YOUR ASSIGNMENT:
Look through the entries below and return all lines including the word "Prof".

-------- INPUT DATA --------

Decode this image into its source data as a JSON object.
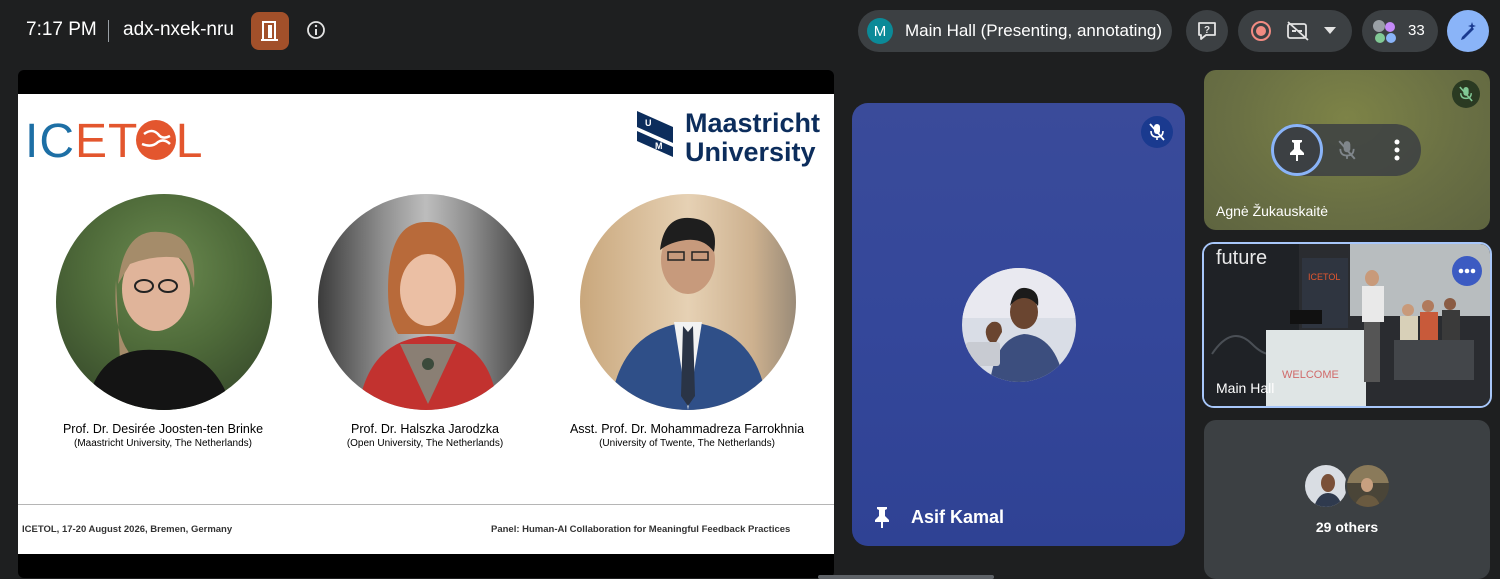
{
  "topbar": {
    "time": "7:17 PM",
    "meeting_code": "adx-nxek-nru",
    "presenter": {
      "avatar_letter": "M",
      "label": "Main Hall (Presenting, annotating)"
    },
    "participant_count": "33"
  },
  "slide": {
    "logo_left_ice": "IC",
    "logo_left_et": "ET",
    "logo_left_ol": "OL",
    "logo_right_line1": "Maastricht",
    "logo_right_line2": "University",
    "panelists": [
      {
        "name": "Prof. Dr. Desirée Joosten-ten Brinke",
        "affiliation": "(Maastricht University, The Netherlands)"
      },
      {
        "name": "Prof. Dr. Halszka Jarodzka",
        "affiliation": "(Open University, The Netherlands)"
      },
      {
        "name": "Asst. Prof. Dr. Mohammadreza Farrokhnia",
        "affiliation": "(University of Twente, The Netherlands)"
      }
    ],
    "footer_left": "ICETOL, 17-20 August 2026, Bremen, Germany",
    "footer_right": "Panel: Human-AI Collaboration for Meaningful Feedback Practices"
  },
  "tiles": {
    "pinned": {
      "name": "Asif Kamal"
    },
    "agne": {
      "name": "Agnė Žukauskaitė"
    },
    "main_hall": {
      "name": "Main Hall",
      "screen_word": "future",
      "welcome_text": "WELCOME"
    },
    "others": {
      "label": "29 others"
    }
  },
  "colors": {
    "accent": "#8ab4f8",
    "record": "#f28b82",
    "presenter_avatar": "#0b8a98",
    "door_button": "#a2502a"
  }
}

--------

WORKED SOLUTION:
        "name": "Prof. Dr. Desirée Joosten-ten Brinke",
        "name": "Prof. Dr. Halszka Jarodzka",
        "name": "Asst. Prof. Dr. Mohammadreza Farrokhnia",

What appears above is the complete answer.